Regarding permeation, different molecular classes of calcium channels have interesting differences in conduction properties. Ongoing studies using chimeric channel promise to provide novel insight into the structural determinants of Ca2+ permeation through the pore. In addition, most of what we know about the mechanism of permeation comes from study of L-type (C-class) calcium channels. We are pursuing in-depth analysis of permeation in R-type (E-class) channels, which differs in a number of interesting ways that lead to new insights regarding the basis of Ca2+ permation (DeMaria and Yue, 1999 abstract).

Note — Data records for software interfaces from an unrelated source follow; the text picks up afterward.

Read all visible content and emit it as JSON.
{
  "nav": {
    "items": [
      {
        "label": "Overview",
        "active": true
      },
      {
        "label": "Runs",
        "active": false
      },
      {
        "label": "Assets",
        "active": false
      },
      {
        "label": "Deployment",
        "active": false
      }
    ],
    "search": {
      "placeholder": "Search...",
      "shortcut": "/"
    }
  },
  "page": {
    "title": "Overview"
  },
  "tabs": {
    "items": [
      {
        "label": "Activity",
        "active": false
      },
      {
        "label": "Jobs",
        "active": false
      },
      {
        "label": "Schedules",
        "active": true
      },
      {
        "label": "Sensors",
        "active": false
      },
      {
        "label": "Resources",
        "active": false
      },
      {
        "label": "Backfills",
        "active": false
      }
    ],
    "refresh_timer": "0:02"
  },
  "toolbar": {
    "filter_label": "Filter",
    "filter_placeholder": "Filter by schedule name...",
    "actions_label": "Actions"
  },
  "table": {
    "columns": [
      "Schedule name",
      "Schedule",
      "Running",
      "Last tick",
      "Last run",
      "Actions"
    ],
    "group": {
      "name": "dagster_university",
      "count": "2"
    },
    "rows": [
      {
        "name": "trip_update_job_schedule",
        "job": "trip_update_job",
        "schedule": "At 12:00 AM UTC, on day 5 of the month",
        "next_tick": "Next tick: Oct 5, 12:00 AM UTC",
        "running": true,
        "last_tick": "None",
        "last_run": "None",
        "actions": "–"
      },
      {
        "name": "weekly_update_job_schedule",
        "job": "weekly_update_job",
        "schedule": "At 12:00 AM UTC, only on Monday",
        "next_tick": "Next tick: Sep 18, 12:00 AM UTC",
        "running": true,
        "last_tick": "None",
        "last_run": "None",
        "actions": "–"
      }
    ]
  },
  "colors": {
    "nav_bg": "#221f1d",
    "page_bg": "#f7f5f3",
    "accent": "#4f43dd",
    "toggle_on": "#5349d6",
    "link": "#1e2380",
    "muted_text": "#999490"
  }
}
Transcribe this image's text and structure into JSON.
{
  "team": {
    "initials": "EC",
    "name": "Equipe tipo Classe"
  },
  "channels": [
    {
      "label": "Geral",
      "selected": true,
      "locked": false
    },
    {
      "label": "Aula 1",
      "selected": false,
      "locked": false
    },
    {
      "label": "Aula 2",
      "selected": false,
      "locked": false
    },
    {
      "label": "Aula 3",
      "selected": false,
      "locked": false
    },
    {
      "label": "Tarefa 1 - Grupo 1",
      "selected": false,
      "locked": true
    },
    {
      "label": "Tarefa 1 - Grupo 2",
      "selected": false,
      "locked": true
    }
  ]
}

Role of calcium channels in heart and nerve: In heart, we are examining the role of calcium channel beta subunits in regulating current in normal and heart-failure states. Using cultured adult heart cells, and viral expression of various calcium-channel beta subunits, we are uncovering tantalizing hints of a major role of beta-subunit regulation in normal and failing cells (see Wei et al., 1998, abstract in press).
Cultured hippocampal autapses are also providing an interesting model of short-term synaptic responsiveness, design characteristics of which are believed to be crucial for the neurocomputational processing and capabilities. We are currently exploring the role of G-protein modulation of calcium channels and calcium-channel inactivation in regulating short-term depression and facilitation of synaptic efficacy during repetitive stimulation.
In connection with the primary culture models of heart and nerve, we are developing adenoviral transfection strategies to permit inducible expression of foreign genes. The goal here is to predict and observe alterred physiology in response to overexpression or knock-out of specific calcium channel genes, thereby providing new insight into the importance of specific channel properties to cellular function.